V: Audiences connect with the strength of ideas and stories and characters. Politics is a game for politicians and I can’t stomach politics. My work tends to be about people caught in the gears of a system that doesn’t give them the room to be what they want to be and the struggle to extricate themselves from the system that is imprisoning them. My work may be seen as overtly political because it’s based on real problems that exist right now.
Nobody really sees many of the mainstream movies that play in your local multiplex as being political because they don’t have a direct or obvious correlation to the world in which we live. Movies like Collateral Damage or Black Hawk Down are political but in a more mainstream way and it could even be argued that those films are actually propaganda films for U.S. imperialism. My work references current day struggles from the other side, so it’s seen as more political. Audiences for the most part have been positive about my work, even those who might not agree with my particular views on the situation and that might be because I’m trying to relate how politics affects people.
W: Politically (or not politically, since you don’t like that word!) why was it important to make Machetero now? How is it relevant?
V: The theme of the film is centered on the unending cycle of violence. The recent events of 9/11 and the refusal of the corporate controlled media in this country to critically look at the situation were the inspiration of the film. Terrorism is not something that grows up in a vacuum. There is a cause and effect like anything else in the world. The word terrorist and terrorism are thrown around to easily without any context or understanding of the situations that create terrorists or terrorism. Machetero is a direct response to that and tries to give those ideas a context.
W: It’s obviously more difficult for independent filmmakers that for those that have the backing of a studio. Can you talk about some of those differences, and tell me why you don’t go the easy route and work in Hollywood?
V: There are two ways to define independent filmmaking now. The first way is a more traditional way of thinking of independent film, which is in terms of riskier, more daring and adventurous and experimental films made by filmmakers who refused to have outside forces determine the outcome of their films.
The other way to define independent filmmaking is strictly in terms of financing. The recent Star Wars films and The Passion of Christ are examples of this. George Lucas and Mel Gibson independently financed those films themselves and made the films they wanted to make without any outside interference, but they are hardly what we would consider independent in the way that I mentioned before.

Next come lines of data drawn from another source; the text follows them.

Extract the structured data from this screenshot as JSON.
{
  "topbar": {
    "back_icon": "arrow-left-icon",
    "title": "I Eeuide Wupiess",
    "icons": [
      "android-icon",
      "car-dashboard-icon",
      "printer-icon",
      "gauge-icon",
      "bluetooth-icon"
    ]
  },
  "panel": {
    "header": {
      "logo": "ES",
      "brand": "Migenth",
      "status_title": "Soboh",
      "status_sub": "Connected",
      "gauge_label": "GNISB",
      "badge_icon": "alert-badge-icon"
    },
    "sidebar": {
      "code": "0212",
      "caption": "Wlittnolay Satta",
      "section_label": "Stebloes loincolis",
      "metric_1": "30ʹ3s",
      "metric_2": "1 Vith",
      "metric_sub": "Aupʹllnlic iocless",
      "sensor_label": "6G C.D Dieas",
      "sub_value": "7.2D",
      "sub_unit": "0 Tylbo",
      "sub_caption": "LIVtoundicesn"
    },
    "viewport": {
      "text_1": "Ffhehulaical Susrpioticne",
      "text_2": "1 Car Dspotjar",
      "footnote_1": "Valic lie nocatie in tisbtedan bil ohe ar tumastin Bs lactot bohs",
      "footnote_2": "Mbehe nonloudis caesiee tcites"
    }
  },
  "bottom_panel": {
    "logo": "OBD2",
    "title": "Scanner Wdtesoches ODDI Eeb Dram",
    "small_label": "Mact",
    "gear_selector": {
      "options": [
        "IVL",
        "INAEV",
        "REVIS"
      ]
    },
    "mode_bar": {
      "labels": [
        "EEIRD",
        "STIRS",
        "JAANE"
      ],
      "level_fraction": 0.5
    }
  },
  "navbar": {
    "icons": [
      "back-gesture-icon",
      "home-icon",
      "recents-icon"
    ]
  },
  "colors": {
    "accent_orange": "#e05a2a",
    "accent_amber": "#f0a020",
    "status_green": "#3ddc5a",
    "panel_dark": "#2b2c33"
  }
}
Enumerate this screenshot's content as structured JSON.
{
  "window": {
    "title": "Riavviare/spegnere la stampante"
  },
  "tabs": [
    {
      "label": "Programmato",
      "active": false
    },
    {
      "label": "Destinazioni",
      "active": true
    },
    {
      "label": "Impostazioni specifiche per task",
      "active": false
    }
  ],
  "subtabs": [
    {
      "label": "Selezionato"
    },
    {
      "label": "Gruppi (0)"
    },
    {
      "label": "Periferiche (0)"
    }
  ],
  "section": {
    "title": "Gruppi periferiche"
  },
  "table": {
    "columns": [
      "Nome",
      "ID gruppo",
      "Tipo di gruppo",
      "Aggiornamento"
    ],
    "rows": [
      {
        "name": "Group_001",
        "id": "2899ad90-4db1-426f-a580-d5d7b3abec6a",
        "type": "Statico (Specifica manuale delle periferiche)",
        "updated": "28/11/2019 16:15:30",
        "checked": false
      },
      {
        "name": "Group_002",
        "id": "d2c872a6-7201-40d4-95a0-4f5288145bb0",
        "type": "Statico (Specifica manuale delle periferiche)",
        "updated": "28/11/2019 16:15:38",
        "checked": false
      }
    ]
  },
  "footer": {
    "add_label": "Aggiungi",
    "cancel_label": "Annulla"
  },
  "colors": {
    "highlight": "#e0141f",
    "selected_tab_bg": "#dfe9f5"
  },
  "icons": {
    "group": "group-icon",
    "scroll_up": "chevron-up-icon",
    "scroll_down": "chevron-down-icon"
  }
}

The difference between Hollywood and real independent filmmakers (I say “real” because the term independent in regard to filmmaking is something that’s been abused for marketing and profit purposes) is access to money or access to the resources that money can buy. As soon as someone has a financial stake in something, it becomes their right within the film industry for them to have an opinion about what’s being said or how it’s being said. I’ve watched the way Hollywood or record companies and advertising agencies look over the shoulder of a writer or producer or director and question this or that, or want to have the ability to have input in something that they really should just leave alone. However, if you can have access to those resources that only money can buy either without paying for them or getting away with paying for them at a fraction of the cost, then you can level the playing field and create a film in which there is no one to answer to but yourself.
In my opinion, it’s not necessarily easier to do the Hollywood thing. Hollywood wants input in the work it finances and Hollywood’s input is about money and nothing else.
One of the things that I learned while making Machetero is that having the freedom to say what you want the way you want to is the strongest asset a true independent filmmaker can possibly have.